Count how many lines in the data below include "Must". Answer with the number only.

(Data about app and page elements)
━━━
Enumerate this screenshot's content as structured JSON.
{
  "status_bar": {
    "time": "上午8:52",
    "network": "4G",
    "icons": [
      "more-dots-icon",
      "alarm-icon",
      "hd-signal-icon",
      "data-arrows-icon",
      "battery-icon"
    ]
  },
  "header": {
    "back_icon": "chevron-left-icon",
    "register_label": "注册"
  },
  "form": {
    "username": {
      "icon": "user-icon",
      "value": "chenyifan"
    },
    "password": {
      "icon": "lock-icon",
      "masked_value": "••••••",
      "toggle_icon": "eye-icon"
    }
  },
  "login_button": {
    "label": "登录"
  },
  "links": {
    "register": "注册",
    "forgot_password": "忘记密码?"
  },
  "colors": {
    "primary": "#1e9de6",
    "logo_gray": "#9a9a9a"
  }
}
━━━
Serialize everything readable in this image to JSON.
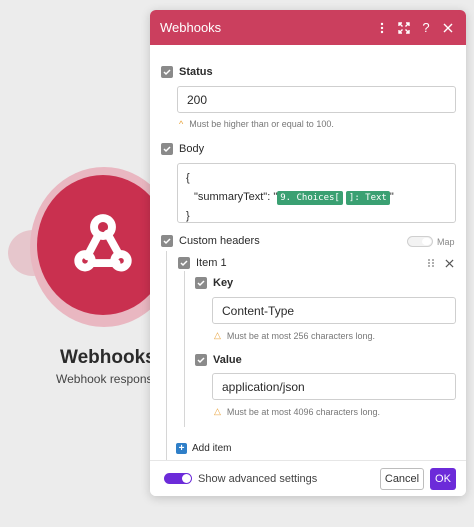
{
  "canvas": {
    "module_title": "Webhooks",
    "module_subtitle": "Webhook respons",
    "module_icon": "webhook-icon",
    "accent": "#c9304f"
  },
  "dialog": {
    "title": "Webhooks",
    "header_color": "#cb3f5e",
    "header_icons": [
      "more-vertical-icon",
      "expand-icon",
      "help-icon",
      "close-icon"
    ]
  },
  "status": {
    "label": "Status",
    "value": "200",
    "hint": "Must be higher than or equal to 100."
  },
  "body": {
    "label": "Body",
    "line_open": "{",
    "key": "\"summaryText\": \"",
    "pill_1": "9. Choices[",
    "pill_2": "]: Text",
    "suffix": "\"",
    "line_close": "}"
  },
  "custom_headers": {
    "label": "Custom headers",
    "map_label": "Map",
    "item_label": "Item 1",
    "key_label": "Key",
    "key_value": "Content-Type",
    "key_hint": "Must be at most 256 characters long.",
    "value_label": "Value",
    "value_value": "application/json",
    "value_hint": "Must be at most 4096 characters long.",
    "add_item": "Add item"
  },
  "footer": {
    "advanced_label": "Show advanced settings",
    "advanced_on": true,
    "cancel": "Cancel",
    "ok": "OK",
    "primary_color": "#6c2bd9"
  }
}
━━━
** RESPONSE AREA **
3